PROBLEM REQUIREMENTS :: Go through the listing beneath and show each line containing the string "最後にアクティブな詳細レベル".

━━━━━ DATA RECORDS ━━━━━

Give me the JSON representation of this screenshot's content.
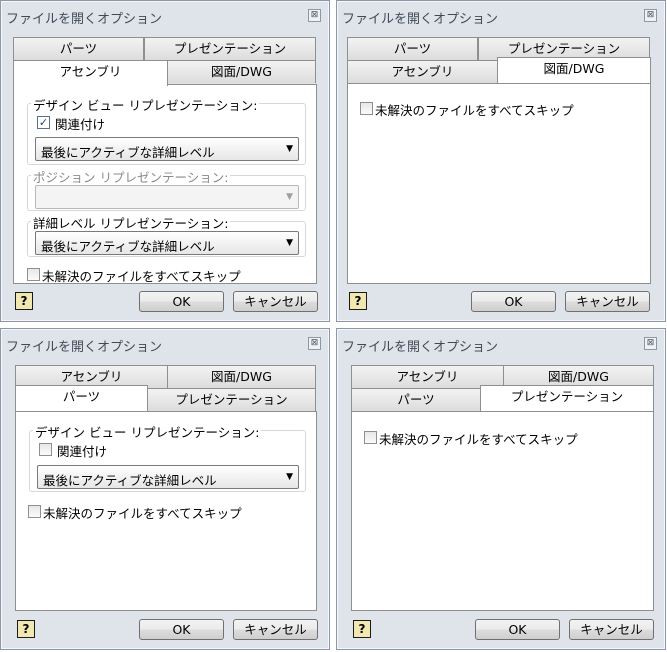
{
  "window_title": "ファイルを開くオプション",
  "close_glyph": "⊠",
  "tabs": {
    "parts": "パーツ",
    "presentation": "プレゼンテーション",
    "assembly": "アセンブリ",
    "drawing": "図面/DWG"
  },
  "assembly_options": {
    "design_view_label": "デザイン ビュー リプレゼンテーション:",
    "associative_label": "関連付け",
    "design_view_value": "最後にアクティブな詳細レベル",
    "position_label": "ポジション リプレゼンテーション:",
    "position_value": "",
    "lod_label": "詳細レベル リプレゼンテーション:",
    "lod_value": "最後にアクティブな詳細レベル"
  },
  "parts_options": {
    "design_view_label": "デザイン ビュー リプレゼンテーション:",
    "associative_label": "関連付け",
    "design_view_value": "最後にアクティブな詳細レベル"
  },
  "skip_unresolved_label": "未解決のファイルをすべてスキップ",
  "check_mark": "✓",
  "help_glyph": "?",
  "dropdown_arrow": "▼",
  "ok_label": "OK",
  "cancel_label": "キャンセル"
}
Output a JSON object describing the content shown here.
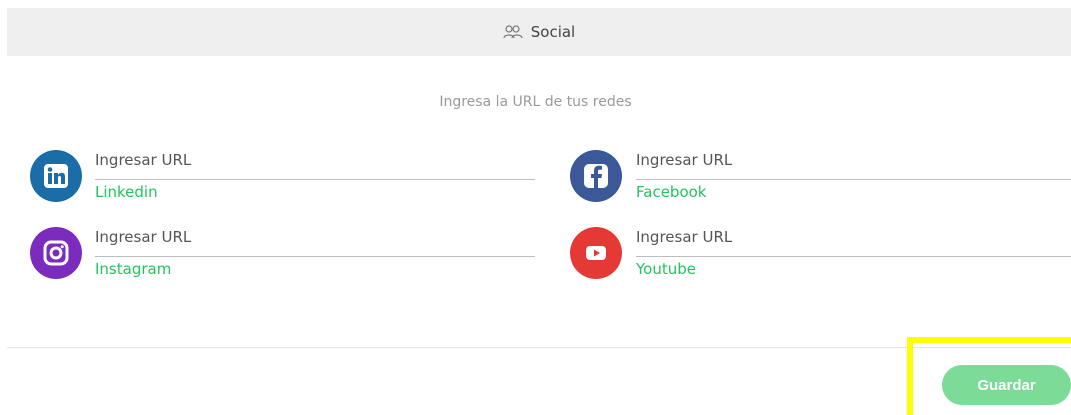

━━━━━

OUTPUT FOR THIS EXERCISE ::
    "design_view_value": "最後にアクティブな詳細レベル",
    "lod_value": "最後にアクティブな詳細レベル"
    "design_view_value": "最後にアクティブな詳細レベル"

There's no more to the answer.